There’re other concerns about this app which holds of the Cloud syncing. It means to edit the pictures on the tablet and the modifications will be made directly to the user’s PC. This app introduces a feature called “Smart Previews”, which was firstly shown on Lightroom 5 beta. This feature shows amazing outcomes like editing the lightweight pictures on the tablet and the modifications that the user will make will change the RAW files located in the PC over the cloud syncing. It’s great for those people who like to edit the pictures on the go without the requirement to carry the large images.

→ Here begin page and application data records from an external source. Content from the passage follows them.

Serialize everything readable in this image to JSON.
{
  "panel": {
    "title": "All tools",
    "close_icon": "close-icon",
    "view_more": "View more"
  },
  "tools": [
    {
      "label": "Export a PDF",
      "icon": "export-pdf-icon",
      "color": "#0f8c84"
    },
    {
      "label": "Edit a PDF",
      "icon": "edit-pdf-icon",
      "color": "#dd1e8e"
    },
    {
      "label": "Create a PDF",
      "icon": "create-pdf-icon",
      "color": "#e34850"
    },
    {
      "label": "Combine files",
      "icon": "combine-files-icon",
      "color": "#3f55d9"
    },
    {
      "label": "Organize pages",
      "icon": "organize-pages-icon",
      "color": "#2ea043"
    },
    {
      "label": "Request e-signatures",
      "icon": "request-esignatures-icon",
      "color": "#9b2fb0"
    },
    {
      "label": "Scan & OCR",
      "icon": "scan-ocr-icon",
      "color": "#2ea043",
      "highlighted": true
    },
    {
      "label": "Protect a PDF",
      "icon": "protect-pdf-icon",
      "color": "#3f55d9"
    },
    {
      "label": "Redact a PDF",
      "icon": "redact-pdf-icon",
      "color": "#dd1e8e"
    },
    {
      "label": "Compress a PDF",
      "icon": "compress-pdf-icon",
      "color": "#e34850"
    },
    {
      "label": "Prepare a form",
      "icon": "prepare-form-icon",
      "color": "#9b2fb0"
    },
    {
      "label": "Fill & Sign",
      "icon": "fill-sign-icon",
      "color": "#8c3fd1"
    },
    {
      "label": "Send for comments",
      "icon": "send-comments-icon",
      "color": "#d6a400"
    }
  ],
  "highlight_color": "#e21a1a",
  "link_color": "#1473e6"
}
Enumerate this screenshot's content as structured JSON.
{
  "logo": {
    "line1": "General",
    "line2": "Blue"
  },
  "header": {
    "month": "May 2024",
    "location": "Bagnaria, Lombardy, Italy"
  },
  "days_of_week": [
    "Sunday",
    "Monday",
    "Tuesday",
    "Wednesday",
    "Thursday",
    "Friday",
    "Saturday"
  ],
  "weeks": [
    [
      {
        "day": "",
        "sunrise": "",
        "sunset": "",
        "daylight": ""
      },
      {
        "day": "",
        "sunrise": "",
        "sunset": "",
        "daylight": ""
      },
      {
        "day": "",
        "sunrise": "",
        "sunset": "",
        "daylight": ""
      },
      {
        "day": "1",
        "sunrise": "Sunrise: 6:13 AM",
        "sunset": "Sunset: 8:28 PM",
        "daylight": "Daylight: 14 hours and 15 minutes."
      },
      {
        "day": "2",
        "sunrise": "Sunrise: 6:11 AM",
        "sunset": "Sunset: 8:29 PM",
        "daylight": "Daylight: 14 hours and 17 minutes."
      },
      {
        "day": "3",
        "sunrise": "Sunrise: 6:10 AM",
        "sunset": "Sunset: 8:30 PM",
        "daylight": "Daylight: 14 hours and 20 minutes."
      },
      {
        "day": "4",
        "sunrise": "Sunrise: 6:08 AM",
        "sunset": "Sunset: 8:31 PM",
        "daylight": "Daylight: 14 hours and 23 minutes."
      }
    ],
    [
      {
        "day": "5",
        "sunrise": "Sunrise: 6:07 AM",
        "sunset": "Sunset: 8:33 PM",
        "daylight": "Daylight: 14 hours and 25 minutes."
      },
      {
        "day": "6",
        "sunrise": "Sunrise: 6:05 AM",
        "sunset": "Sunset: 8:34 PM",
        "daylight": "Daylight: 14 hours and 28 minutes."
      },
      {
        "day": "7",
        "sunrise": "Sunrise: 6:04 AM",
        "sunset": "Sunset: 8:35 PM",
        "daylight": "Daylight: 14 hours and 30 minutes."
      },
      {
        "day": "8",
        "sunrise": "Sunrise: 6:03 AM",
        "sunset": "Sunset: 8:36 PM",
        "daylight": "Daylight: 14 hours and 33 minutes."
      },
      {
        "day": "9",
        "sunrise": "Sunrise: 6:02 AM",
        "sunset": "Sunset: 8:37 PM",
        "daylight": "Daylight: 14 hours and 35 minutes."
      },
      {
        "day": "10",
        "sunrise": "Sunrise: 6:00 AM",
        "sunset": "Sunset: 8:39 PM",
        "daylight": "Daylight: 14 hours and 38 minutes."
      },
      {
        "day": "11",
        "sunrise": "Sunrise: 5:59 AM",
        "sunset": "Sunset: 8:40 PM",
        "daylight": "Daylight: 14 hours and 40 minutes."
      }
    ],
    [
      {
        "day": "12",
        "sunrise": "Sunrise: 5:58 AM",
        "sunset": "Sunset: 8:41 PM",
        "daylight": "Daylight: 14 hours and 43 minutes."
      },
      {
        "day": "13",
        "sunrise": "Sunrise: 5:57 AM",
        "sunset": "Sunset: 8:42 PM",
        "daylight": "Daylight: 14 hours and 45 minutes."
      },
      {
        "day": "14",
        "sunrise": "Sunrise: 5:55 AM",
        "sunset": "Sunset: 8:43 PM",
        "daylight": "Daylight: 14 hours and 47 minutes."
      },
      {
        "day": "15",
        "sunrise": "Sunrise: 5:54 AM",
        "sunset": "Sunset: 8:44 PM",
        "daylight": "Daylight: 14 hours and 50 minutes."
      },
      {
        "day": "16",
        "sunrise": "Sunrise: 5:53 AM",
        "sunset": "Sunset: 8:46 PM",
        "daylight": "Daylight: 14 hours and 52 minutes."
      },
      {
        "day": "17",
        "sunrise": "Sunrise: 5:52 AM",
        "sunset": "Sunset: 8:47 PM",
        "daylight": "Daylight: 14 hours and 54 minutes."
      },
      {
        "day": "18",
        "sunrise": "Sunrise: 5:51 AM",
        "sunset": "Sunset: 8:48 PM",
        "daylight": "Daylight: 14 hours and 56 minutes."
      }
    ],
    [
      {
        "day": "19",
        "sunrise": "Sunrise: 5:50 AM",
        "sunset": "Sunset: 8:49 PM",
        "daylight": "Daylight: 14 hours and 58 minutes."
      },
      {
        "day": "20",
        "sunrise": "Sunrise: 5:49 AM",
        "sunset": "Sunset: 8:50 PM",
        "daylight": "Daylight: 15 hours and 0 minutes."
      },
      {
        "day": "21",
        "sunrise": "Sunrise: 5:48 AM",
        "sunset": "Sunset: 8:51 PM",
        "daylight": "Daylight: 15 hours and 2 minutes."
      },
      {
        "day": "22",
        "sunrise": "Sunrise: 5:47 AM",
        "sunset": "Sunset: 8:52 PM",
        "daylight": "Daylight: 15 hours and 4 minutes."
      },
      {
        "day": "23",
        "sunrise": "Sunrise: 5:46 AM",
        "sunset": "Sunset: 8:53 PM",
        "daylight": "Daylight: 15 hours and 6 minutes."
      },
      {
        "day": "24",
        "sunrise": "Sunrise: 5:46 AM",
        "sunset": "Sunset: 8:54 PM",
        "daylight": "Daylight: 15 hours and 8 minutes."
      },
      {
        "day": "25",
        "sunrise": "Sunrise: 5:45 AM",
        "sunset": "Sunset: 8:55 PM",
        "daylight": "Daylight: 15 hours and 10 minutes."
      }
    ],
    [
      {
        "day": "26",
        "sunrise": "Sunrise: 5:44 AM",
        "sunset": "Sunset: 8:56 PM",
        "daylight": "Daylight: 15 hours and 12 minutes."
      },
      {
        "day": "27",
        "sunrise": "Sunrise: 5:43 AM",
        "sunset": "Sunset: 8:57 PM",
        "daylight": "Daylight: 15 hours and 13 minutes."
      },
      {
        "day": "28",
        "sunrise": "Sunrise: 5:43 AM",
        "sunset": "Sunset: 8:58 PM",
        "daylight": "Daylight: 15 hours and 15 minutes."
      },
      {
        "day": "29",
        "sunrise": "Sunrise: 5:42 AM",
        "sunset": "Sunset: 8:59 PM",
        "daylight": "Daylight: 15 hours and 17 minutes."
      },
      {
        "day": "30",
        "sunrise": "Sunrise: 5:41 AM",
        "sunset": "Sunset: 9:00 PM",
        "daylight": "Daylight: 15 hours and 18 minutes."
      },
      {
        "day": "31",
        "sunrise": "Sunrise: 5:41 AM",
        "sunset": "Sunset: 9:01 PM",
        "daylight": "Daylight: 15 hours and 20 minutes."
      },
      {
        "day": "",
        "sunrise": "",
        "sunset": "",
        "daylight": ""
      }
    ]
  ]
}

But, Hogarty have not spoken anything on the release of this app. He didn’t say whether it would come for Android users or not. We’re not sure about engaging this app in Adobe’s Creative Cloud Suite as he hasn’t said anything about it either.
We’ve seen Photoshop for tablets from Adobe which lets the users edit images in various platforms like Android, iPhone, iPad etc. This app doesn’t allow the users to process RAW image file although there’re other RAW editors in the iOS platform. These editors differ from Lightroom’s simple interface and processing model. With the unveiling of an app that can edit RAW image files on any tablet can increase the chance of using tablets in the Photographic Society.